The definition is important because it determines which companies can bid on more than $10 billion worth of federal procurement contracts set aside each year for small businesses and which firms can apply for $4.3 billion a year in direct or guaranteed SBA loans.

Moves to rewrite the standards have always been controversial. Small businesses worry that they will be cut from the programs, but larger companies get involved too, trying to improve their position in the competitive world of federal contracting.

SBA officials say the major thrust of the latest rewrite is not to relax or restrict eligibility, but to establish a unified standard for both the set-aside and loan programs.

While the latest proposal, announced in May, is almost as complex as the current rule, for most industries, it would define a small manufacturing firm as one with no more than 500 employes and a small retail or service firm as one with average annual sales of less than $3.5 million over their past three fiscal years.

By comparison, the current rules permit a petroleum company of any size to apply for an SBA loan. But it can bid on a small business set-aside contract only if it has fewer than 500 employes. A chartered air carrier can qualify for a set-aside contract with up to 1,500 employes, but can get a loan only if it has fewer than 1,000 people on its payroll.

In most wholesale industries, the current standards for procurement are measured by employes (usually the cutoff is 500), but standards for loans vary from $9.5 million in average annual earnings for hardware wholesalers to $22 million for auto manufacturers.

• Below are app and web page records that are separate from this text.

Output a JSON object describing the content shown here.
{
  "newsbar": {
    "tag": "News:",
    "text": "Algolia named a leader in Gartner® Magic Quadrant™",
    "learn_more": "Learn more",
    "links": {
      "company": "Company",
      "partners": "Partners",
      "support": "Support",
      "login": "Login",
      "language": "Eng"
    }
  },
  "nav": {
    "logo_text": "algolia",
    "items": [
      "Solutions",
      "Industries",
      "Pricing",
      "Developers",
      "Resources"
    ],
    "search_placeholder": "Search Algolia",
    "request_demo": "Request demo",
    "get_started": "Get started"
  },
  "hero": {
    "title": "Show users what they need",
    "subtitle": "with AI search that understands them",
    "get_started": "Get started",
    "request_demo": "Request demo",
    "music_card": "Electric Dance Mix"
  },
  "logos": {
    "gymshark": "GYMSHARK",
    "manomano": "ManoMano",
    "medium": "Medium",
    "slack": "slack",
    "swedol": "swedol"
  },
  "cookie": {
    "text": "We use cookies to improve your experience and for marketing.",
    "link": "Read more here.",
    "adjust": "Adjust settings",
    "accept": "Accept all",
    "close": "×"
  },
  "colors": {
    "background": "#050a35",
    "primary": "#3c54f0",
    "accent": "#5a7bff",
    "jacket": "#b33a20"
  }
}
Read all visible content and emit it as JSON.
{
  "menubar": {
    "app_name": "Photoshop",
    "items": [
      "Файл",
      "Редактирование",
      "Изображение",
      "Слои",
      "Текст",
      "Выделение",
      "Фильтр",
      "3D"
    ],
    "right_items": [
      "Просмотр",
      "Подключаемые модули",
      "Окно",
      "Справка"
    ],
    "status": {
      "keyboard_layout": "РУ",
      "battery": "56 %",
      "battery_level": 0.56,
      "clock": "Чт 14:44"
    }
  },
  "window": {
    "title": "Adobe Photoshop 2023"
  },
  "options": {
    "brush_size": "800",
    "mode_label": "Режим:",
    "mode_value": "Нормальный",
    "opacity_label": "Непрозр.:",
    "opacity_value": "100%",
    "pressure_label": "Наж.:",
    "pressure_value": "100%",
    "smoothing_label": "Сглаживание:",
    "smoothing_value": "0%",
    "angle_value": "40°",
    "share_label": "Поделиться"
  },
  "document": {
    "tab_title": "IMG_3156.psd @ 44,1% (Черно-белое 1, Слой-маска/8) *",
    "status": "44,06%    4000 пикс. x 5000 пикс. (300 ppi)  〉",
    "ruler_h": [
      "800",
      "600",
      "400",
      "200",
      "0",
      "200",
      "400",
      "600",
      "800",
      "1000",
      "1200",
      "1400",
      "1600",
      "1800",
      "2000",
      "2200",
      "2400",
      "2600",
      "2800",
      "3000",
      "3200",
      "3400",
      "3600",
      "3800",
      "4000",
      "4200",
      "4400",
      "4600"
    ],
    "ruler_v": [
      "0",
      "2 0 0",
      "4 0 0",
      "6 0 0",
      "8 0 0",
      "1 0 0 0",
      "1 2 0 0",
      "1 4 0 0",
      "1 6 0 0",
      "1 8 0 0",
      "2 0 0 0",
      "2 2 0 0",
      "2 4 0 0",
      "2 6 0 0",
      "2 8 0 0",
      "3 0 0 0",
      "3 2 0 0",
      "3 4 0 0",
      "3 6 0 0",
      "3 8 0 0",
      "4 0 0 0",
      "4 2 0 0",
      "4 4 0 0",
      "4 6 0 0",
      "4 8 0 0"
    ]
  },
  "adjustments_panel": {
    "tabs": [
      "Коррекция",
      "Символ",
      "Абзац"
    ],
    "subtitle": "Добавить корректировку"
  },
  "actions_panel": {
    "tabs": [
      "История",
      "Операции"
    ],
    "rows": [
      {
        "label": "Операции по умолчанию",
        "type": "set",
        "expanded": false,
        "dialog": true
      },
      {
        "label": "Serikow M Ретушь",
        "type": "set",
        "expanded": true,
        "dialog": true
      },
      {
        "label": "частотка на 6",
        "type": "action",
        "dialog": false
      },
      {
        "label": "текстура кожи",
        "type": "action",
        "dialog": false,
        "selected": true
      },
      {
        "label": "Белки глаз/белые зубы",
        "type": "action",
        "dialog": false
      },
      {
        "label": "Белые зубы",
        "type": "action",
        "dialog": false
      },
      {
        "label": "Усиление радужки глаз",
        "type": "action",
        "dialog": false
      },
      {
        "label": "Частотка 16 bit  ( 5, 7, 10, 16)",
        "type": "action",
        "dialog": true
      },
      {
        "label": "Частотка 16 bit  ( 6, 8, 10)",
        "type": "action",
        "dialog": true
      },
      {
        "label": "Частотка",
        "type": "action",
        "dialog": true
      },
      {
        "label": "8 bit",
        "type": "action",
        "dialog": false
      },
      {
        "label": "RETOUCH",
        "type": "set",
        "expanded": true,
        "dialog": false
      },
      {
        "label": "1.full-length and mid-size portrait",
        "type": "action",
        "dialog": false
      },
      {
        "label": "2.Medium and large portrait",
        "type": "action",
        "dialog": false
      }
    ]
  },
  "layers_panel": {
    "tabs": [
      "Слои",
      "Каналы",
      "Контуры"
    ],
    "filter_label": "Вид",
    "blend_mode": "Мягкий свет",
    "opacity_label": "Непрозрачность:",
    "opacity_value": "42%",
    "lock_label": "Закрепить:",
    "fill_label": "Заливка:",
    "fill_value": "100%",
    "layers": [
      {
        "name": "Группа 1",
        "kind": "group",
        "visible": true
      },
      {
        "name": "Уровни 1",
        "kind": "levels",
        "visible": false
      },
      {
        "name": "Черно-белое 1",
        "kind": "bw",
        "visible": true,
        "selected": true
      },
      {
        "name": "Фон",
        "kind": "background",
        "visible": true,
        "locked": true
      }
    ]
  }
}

To eliminate many of the disparities that have emerged since the standards were written--in the mid-1950s in many cases--the SBA has struggled over the past few years to come up with a formula that promotes competition for small-business programs without raising the hackles of the firms.

In 1980, the Carter administration tried to rewrite the standard to reflect the relative size of similar businesses. For some, the cutoff would have been 15 employes, for others, as many as 2,500. Thus a barbershop would be considered "big"--and ineligible for SBA loans--if it had 16 employes. But in some of the manufacturing field, firms with 2,500 workers could still qualify.

More than 80 percent of the comments received by SBA opposed the proposal, according to Andrew A. Canellas, director of the SBA's size standards division.

Norman S. Salenger, a size standards analyst for the agency for 15 years, said the proposal was "an effort to rename the agency the Small and Medium-Sized Business Administration." Added Canellas, "The industry said, in general, that SBA should not be lending to a firm that has 2,500 employes."

The Reagan administration rejected that approach and in May, 1982, offered a scaled-back version changing the lowest standard from 15 to 25 employes and dropped the upper limit from 2,500 to 1,500. Again, Canellas said, "about 80 percent of the comments were in opposition." Businesses used a variety of arguments. For example, Stephen E. Donaldson, regulatory reporting manager for Powerine Oil Co., a small refiner in Santa Fe Springs, Calif., wrote that "with approximately 850 employes and an expected 1,050 upon complete staffing of our heavy oil upgrading project, we would lose qualification . . . . We are distraught."

The Associated General Contractors of America, meanwhile, said the original Reagan proposals "support our belief that SBA does not understand the industry." The group recommended "open, competitive, free enterprise" to provide "equal access to the market to all firms and provide . . . the highest quality product for the lowest possible price." A year later, the SBA tried a new tack with its current proposal. The comment period on it doesn't close until July 5, but SBA officials say they think it addresses the major concerns that industry groups have had.